* **MATERIAL PROVIDED**
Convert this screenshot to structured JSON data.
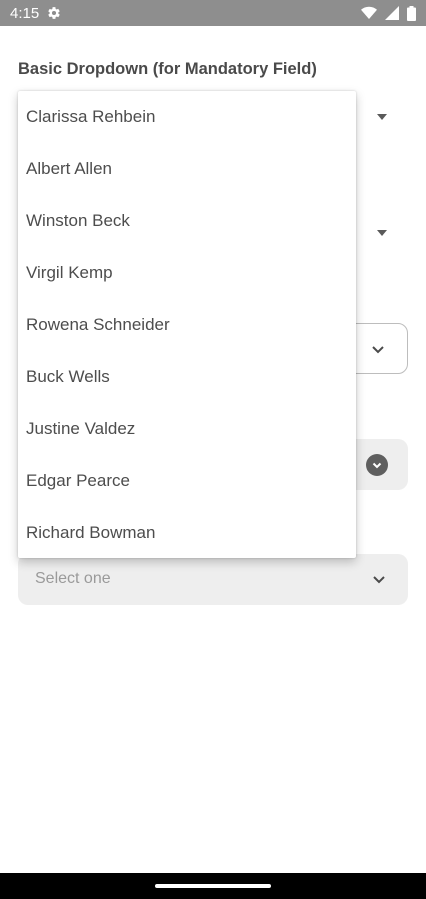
{
  "status_bar": {
    "time": "4:15",
    "icons": [
      "gear-icon",
      "wifi-icon",
      "signal-icon",
      "battery-icon"
    ]
  },
  "section": {
    "title": "Basic Dropdown (for Mandatory Field)"
  },
  "menu": {
    "items": [
      "Clarissa Rehbein",
      "Albert Allen",
      "Winston Beck",
      "Virgil Kemp",
      "Rowena Schneider",
      "Buck Wells",
      "Justine Valdez",
      "Edgar Pearce",
      "Richard Bowman"
    ]
  },
  "select_field": {
    "placeholder": "Select one"
  },
  "colors": {
    "status_bar": "#8e8e8e",
    "filled_field": "#eeeeee",
    "text": "#4d4d4d",
    "nav_bar": "#000000"
  }
}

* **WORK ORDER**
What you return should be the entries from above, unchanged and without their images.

* **ANSWER FOR THIS EXERCISE**
Convert this screenshot to structured JSON data.
{
  "status_bar": {
    "time": "4:15",
    "icons": [
      "gear-icon",
      "wifi-icon",
      "signal-icon",
      "battery-icon"
    ]
  },
  "section": {
    "title": "Basic Dropdown (for Mandatory Field)"
  },
  "menu": {
    "items": [
      "Clarissa Rehbein",
      "Albert Allen",
      "Winston Beck",
      "Virgil Kemp",
      "Rowena Schneider",
      "Buck Wells",
      "Justine Valdez",
      "Edgar Pearce",
      "Richard Bowman"
    ]
  },
  "select_field": {
    "placeholder": "Select one"
  },
  "colors": {
    "status_bar": "#8e8e8e",
    "filled_field": "#eeeeee",
    "text": "#4d4d4d",
    "nav_bar": "#000000"
  }
}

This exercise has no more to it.